> _RECORDS TO PROCESS_:

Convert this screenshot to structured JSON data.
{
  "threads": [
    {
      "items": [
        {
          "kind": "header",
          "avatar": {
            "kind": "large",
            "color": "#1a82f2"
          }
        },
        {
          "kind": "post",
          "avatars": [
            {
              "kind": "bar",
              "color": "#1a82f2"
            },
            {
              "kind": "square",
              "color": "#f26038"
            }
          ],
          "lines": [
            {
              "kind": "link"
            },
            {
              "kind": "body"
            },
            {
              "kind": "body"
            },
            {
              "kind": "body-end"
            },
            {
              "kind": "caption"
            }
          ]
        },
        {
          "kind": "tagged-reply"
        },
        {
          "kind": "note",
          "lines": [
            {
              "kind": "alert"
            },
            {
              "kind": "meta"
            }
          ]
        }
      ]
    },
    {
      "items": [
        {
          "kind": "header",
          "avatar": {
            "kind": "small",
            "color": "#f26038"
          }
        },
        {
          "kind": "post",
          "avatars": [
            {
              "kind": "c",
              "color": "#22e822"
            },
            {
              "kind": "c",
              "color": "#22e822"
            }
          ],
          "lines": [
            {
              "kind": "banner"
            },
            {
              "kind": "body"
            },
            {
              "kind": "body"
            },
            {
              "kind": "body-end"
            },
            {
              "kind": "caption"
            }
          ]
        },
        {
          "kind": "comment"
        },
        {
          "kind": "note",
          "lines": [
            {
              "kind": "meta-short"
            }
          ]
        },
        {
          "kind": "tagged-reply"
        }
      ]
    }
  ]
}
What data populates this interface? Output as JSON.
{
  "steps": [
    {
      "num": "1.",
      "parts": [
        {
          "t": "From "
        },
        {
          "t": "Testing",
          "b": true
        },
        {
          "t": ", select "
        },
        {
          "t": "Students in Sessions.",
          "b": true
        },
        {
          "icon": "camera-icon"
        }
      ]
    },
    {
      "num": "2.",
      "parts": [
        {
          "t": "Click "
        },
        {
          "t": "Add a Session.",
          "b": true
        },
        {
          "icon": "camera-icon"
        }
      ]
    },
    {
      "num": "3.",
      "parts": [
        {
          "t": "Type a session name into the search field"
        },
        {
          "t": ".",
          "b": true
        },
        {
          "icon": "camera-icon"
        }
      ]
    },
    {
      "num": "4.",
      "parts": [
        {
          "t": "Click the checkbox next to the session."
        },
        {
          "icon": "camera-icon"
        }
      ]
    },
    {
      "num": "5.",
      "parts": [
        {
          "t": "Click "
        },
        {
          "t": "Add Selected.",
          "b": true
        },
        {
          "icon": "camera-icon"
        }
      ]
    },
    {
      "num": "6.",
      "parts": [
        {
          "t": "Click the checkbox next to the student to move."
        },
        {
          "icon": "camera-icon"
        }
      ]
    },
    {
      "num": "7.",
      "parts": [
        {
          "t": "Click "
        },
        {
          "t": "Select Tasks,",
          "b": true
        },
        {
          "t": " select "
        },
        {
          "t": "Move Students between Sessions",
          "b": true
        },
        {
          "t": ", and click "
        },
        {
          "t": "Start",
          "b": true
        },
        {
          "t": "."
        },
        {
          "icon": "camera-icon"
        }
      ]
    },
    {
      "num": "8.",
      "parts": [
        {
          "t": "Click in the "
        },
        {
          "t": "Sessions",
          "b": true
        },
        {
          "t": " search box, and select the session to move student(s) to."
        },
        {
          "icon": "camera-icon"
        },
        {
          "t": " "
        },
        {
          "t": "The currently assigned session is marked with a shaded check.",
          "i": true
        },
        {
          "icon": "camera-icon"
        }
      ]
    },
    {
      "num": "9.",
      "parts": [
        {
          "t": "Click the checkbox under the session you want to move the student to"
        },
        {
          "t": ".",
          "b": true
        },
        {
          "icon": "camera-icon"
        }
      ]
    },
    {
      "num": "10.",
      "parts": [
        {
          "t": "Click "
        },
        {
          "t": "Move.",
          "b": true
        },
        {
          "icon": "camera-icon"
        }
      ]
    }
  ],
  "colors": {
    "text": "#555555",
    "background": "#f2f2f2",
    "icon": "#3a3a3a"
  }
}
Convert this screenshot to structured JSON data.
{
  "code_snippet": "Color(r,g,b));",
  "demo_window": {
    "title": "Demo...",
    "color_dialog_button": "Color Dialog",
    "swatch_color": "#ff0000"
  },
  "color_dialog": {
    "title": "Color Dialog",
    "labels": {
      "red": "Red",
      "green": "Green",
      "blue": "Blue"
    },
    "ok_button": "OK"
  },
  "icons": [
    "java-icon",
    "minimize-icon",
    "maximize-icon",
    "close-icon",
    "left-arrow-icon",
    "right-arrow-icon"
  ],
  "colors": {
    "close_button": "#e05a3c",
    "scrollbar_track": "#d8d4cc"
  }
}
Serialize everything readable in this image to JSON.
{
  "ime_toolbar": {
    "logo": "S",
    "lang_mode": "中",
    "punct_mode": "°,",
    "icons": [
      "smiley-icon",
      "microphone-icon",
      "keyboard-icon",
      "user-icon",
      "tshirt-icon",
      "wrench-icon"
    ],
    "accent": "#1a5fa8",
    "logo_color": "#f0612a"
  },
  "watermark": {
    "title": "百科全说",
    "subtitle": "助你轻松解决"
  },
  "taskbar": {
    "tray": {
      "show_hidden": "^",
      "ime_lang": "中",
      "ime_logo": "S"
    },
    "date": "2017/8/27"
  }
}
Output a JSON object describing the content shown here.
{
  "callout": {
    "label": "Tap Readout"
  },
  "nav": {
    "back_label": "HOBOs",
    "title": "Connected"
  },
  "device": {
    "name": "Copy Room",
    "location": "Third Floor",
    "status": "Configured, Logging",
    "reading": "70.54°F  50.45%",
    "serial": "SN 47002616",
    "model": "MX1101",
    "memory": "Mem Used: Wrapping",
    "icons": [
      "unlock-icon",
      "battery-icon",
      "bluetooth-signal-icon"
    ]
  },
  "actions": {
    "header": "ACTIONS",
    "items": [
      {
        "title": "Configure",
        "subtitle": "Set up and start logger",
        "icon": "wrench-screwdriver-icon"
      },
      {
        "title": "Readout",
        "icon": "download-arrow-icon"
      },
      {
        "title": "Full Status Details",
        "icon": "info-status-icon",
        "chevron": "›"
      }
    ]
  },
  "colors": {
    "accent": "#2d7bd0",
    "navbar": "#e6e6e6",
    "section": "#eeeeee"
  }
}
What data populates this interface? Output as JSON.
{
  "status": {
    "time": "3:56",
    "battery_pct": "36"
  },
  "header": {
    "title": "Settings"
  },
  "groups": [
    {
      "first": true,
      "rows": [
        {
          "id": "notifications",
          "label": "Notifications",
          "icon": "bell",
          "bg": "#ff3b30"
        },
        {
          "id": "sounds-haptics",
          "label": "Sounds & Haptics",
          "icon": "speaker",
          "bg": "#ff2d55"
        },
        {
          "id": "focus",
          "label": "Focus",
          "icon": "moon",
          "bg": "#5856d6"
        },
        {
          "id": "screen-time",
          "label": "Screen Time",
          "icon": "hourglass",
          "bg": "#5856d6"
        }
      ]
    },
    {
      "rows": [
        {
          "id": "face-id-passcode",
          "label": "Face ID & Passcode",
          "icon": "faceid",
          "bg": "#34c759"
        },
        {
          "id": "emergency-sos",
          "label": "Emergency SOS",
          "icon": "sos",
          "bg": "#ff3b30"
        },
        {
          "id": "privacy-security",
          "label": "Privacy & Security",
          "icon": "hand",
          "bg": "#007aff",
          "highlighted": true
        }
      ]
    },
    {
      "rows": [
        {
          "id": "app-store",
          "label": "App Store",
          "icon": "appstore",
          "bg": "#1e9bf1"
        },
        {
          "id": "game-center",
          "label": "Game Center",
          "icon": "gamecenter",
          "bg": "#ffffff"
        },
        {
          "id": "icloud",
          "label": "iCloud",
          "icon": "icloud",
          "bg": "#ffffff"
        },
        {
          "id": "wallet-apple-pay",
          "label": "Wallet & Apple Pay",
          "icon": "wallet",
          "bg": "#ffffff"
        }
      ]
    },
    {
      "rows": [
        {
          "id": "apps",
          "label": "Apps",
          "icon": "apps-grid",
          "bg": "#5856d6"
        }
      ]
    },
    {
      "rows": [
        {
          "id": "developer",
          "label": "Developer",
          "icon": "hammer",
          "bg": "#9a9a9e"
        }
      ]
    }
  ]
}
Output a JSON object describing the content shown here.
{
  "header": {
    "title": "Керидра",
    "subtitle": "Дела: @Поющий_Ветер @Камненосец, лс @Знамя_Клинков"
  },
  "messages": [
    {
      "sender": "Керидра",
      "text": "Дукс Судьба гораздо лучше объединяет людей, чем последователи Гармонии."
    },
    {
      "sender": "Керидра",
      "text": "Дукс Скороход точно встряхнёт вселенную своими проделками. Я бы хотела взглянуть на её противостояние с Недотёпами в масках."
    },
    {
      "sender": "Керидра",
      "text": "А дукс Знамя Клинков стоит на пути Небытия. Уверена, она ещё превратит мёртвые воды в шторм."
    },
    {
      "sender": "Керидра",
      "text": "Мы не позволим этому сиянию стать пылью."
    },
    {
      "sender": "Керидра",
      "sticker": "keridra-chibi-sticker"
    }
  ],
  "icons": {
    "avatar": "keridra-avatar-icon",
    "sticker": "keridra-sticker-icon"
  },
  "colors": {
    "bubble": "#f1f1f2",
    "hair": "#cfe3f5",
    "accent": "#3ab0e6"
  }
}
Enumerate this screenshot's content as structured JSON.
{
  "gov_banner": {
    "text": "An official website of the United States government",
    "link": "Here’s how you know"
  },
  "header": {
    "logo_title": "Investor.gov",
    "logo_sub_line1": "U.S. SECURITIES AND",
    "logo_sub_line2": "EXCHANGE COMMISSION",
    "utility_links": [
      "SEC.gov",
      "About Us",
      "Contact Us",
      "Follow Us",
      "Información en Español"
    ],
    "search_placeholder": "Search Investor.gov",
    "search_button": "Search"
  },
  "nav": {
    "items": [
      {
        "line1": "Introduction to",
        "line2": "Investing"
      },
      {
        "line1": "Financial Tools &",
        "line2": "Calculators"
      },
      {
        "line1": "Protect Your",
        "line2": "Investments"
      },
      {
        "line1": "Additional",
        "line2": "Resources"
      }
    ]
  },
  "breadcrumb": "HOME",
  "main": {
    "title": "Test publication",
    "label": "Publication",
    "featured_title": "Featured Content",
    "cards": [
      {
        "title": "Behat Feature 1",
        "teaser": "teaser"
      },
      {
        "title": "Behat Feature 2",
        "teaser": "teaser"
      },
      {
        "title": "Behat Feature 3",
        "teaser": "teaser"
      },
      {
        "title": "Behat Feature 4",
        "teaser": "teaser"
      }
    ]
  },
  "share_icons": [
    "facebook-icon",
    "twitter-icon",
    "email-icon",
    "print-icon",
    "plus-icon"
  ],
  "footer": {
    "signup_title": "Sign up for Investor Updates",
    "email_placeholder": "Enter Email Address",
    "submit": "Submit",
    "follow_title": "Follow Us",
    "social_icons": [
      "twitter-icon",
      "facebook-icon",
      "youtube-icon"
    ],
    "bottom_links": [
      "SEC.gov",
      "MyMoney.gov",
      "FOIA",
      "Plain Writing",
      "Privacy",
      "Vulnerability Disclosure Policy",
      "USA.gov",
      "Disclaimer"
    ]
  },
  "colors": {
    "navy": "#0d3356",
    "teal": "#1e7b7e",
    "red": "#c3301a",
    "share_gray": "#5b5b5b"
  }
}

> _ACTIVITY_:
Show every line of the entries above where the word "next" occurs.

> _RESULT_:
          "t": "Click the checkbox next to the session."
          "t": "Click the checkbox next to the student to move."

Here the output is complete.